* _ASSIGNMENT_: With pictures left out, retype exactly the lines from the one containing "Transcribe this image's" through the final line of the entries.

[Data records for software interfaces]
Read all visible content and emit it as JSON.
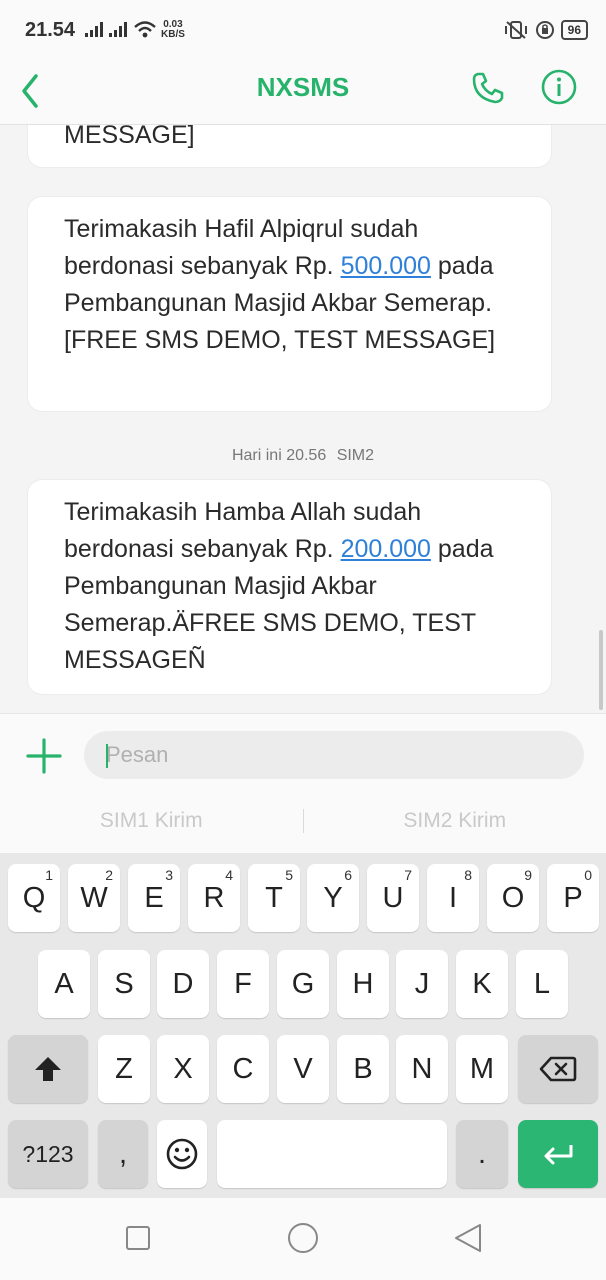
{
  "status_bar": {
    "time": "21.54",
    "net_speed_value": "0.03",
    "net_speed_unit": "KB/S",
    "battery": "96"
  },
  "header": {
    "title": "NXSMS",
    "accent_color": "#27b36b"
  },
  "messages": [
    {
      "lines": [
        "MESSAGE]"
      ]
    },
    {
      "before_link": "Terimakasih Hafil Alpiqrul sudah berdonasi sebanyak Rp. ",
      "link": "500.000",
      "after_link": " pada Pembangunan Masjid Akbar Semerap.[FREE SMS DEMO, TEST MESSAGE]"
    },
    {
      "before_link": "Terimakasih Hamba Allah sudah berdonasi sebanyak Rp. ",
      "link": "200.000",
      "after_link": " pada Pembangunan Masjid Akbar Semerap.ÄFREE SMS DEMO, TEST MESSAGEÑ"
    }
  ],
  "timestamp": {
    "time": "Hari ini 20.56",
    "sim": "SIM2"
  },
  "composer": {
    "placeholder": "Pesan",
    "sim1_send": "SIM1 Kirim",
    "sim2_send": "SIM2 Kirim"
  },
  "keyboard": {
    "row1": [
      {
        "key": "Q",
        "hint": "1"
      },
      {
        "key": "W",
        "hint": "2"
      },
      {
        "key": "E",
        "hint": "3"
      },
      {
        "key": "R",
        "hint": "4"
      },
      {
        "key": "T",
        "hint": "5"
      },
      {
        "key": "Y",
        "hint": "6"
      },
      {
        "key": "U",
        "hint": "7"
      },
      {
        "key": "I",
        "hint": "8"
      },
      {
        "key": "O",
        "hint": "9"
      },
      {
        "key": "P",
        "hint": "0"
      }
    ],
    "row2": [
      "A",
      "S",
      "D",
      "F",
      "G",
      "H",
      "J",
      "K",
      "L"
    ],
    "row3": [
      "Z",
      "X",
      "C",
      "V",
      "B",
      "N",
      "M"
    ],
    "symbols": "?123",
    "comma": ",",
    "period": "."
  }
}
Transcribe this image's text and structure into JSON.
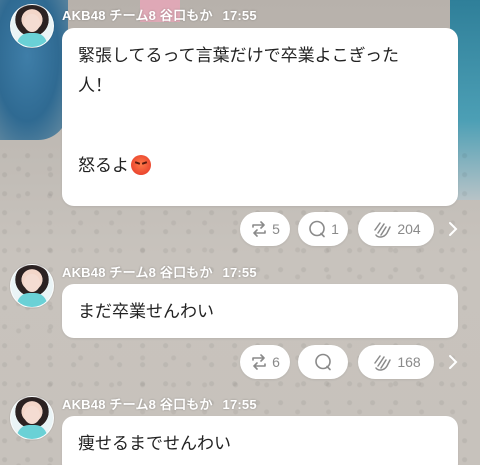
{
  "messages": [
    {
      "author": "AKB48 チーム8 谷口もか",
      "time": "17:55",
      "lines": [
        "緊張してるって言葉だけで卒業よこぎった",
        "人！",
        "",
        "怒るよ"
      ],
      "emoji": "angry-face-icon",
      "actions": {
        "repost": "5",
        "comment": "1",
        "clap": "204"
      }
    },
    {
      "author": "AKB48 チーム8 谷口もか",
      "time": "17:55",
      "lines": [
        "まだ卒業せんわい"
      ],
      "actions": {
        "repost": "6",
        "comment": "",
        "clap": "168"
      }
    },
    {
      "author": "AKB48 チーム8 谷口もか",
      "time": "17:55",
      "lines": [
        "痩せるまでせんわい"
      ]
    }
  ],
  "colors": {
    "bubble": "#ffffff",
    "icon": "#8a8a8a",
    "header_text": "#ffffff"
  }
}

* _WRITTEN SOLUTION_:
Transcribe this image's text and structure into JSON.
{
  "messages": [
    {
      "author": "AKB48 チーム8 谷口もか",
      "time": "17:55",
      "lines": [
        "緊張してるって言葉だけで卒業よこぎった",
        "人！",
        "",
        "怒るよ"
      ],
      "emoji": "angry-face-icon",
      "actions": {
        "repost": "5",
        "comment": "1",
        "clap": "204"
      }
    },
    {
      "author": "AKB48 チーム8 谷口もか",
      "time": "17:55",
      "lines": [
        "まだ卒業せんわい"
      ],
      "actions": {
        "repost": "6",
        "comment": "",
        "clap": "168"
      }
    },
    {
      "author": "AKB48 チーム8 谷口もか",
      "time": "17:55",
      "lines": [
        "痩せるまでせんわい"
      ]
    }
  ],
  "colors": {
    "bubble": "#ffffff",
    "icon": "#8a8a8a",
    "header_text": "#ffffff"
  }
}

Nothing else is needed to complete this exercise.